Prompt: Output the records. Match them exactly.

Extracted entries:
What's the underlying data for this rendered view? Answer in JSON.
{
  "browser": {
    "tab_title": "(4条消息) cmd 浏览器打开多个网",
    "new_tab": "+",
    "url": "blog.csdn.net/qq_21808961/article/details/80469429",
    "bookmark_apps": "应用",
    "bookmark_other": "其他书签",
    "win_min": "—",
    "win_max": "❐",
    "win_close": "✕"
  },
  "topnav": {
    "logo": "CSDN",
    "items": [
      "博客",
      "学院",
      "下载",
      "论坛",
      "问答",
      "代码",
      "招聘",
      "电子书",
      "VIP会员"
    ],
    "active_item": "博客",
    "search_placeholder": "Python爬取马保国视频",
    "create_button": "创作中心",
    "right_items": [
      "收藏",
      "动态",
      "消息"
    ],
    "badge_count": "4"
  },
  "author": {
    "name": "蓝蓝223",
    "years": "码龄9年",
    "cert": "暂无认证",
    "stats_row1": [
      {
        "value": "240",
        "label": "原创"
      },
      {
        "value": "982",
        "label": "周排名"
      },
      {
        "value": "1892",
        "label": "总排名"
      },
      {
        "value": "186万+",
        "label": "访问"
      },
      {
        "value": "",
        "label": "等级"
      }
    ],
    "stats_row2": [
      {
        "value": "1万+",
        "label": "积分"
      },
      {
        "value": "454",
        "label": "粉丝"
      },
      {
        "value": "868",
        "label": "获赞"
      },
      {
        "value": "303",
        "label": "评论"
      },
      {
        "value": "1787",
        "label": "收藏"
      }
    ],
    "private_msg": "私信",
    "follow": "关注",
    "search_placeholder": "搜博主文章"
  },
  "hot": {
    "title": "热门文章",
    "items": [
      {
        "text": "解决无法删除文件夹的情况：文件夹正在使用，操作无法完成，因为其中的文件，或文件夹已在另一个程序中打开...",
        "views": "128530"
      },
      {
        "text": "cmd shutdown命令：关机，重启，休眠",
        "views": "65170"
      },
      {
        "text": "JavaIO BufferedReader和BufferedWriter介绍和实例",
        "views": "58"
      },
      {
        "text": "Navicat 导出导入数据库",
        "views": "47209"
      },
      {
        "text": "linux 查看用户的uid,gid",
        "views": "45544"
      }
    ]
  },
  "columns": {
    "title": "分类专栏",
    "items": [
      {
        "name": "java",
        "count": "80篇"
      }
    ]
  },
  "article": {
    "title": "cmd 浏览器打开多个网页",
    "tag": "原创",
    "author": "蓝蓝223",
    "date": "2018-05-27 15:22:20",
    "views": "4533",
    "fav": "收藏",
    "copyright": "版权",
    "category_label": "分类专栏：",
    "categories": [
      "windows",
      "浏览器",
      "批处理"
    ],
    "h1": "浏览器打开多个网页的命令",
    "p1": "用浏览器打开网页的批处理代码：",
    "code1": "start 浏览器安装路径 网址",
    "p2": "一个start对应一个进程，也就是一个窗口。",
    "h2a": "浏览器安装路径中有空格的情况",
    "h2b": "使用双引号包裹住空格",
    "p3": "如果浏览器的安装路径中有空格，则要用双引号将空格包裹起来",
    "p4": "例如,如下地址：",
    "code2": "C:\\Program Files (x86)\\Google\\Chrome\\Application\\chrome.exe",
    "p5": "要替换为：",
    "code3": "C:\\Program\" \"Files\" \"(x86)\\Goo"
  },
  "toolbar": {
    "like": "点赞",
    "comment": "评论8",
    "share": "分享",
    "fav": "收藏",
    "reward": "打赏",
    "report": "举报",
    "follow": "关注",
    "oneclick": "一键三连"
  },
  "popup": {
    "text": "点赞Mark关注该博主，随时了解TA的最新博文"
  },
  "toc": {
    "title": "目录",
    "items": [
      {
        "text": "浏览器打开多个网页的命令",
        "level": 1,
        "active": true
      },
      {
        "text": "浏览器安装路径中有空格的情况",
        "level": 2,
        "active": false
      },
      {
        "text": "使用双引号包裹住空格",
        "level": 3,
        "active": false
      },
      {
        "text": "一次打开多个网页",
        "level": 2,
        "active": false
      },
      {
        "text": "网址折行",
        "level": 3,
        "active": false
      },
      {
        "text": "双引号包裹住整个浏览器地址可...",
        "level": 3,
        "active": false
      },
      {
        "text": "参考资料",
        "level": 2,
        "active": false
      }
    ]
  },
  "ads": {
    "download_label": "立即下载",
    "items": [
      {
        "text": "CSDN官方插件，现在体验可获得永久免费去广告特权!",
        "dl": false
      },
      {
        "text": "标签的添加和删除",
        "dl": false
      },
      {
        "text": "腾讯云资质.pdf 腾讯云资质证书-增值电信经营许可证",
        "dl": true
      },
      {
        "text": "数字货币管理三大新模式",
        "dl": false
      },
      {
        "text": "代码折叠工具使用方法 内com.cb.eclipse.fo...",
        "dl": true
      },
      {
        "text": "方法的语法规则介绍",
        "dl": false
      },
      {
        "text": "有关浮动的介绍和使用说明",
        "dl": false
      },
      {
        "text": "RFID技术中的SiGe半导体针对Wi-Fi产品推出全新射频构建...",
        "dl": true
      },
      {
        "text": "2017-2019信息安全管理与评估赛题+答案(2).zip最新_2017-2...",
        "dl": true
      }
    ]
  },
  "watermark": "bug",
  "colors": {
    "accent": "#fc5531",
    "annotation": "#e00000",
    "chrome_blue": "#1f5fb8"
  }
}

Result of this exercise:
What's the underlying data for this rendered view? Answer in JSON.
{
  "browser": {
    "tab_title": "(4条消息) cmd 浏览器打开多个网",
    "new_tab": "+",
    "url": "blog.csdn.net/qq_21808961/article/details/80469429",
    "bookmark_apps": "应用",
    "bookmark_other": "其他书签",
    "win_min": "—",
    "win_max": "❐",
    "win_close": "✕"
  },
  "topnav": {
    "logo": "CSDN",
    "items": [
      "博客",
      "学院",
      "下载",
      "论坛",
      "问答",
      "代码",
      "招聘",
      "电子书",
      "VIP会员"
    ],
    "active_item": "博客",
    "search_placeholder": "Python爬取马保国视频",
    "create_button": "创作中心",
    "right_items": [
      "收藏",
      "动态",
      "消息"
    ],
    "badge_count": "4"
  },
  "author": {
    "name": "蓝蓝223",
    "years": "码龄9年",
    "cert": "暂无认证",
    "stats_row1": [
      {
        "value": "240",
        "label": "原创"
      },
      {
        "value": "982",
        "label": "周排名"
      },
      {
        "value": "1892",
        "label": "总排名"
      },
      {
        "value": "186万+",
        "label": "访问"
      },
      {
        "value": "",
        "label": "等级"
      }
    ],
    "stats_row2": [
      {
        "value": "1万+",
        "label": "积分"
      },
      {
        "value": "454",
        "label": "粉丝"
      },
      {
        "value": "868",
        "label": "获赞"
      },
      {
        "value": "303",
        "label": "评论"
      },
      {
        "value": "1787",
        "label": "收藏"
      }
    ],
    "private_msg": "私信",
    "follow": "关注",
    "search_placeholder": "搜博主文章"
  },
  "hot": {
    "title": "热门文章",
    "items": [
      {
        "text": "解决无法删除文件夹的情况：文件夹正在使用，操作无法完成，因为其中的文件，或文件夹已在另一个程序中打开...",
        "views": "128530"
      },
      {
        "text": "cmd shutdown命令：关机，重启，休眠",
        "views": "65170"
      },
      {
        "text": "JavaIO BufferedReader和BufferedWriter介绍和实例",
        "views": "58"
      },
      {
        "text": "Navicat 导出导入数据库",
        "views": "47209"
      },
      {
        "text": "linux 查看用户的uid,gid",
        "views": "45544"
      }
    ]
  },
  "columns": {
    "title": "分类专栏",
    "items": [
      {
        "name": "java",
        "count": "80篇"
      }
    ]
  },
  "article": {
    "title": "cmd 浏览器打开多个网页",
    "tag": "原创",
    "author": "蓝蓝223",
    "date": "2018-05-27 15:22:20",
    "views": "4533",
    "fav": "收藏",
    "copyright": "版权",
    "category_label": "分类专栏：",
    "categories": [
      "windows",
      "浏览器",
      "批处理"
    ],
    "h1": "浏览器打开多个网页的命令",
    "p1": "用浏览器打开网页的批处理代码：",
    "code1": "start 浏览器安装路径 网址",
    "p2": "一个start对应一个进程，也就是一个窗口。",
    "h2a": "浏览器安装路径中有空格的情况",
    "h2b": "使用双引号包裹住空格",
    "p3": "如果浏览器的安装路径中有空格，则要用双引号将空格包裹起来",
    "p4": "例如,如下地址：",
    "code2": "C:\\Program Files (x86)\\Google\\Chrome\\Application\\chrome.exe",
    "p5": "要替换为：",
    "code3": "C:\\Program\" \"Files\" \"(x86)\\Goo"
  },
  "toolbar": {
    "like": "点赞",
    "comment": "评论8",
    "share": "分享",
    "fav": "收藏",
    "reward": "打赏",
    "report": "举报",
    "follow": "关注",
    "oneclick": "一键三连"
  },
  "popup": {
    "text": "点赞Mark关注该博主，随时了解TA的最新博文"
  },
  "toc": {
    "title": "目录",
    "items": [
      {
        "text": "浏览器打开多个网页的命令",
        "level": 1,
        "active": true
      },
      {
        "text": "浏览器安装路径中有空格的情况",
        "level": 2,
        "active": false
      },
      {
        "text": "使用双引号包裹住空格",
        "level": 3,
        "active": false
      },
      {
        "text": "一次打开多个网页",
        "level": 2,
        "active": false
      },
      {
        "text": "网址折行",
        "level": 3,
        "active": false
      },
      {
        "text": "双引号包裹住整个浏览器地址可...",
        "level": 3,
        "active": false
      },
      {
        "text": "参考资料",
        "level": 2,
        "active": false
      }
    ]
  },
  "ads": {
    "download_label": "立即下载",
    "items": [
      {
        "text": "CSDN官方插件，现在体验可获得永久免费去广告特权!",
        "dl": false
      },
      {
        "text": "标签的添加和删除",
        "dl": false
      },
      {
        "text": "腾讯云资质.pdf 腾讯云资质证书-增值电信经营许可证",
        "dl": true
      },
      {
        "text": "数字货币管理三大新模式",
        "dl": false
      },
      {
        "text": "代码折叠工具使用方法 内com.cb.eclipse.fo...",
        "dl": true
      },
      {
        "text": "方法的语法规则介绍",
        "dl": false
      },
      {
        "text": "有关浮动的介绍和使用说明",
        "dl": false
      },
      {
        "text": "RFID技术中的SiGe半导体针对Wi-Fi产品推出全新射频构建...",
        "dl": true
      },
      {
        "text": "2017-2019信息安全管理与评估赛题+答案(2).zip最新_2017-2...",
        "dl": true
      }
    ]
  },
  "watermark": "bug",
  "colors": {
    "accent": "#fc5531",
    "annotation": "#e00000",
    "chrome_blue": "#1f5fb8"
  }
}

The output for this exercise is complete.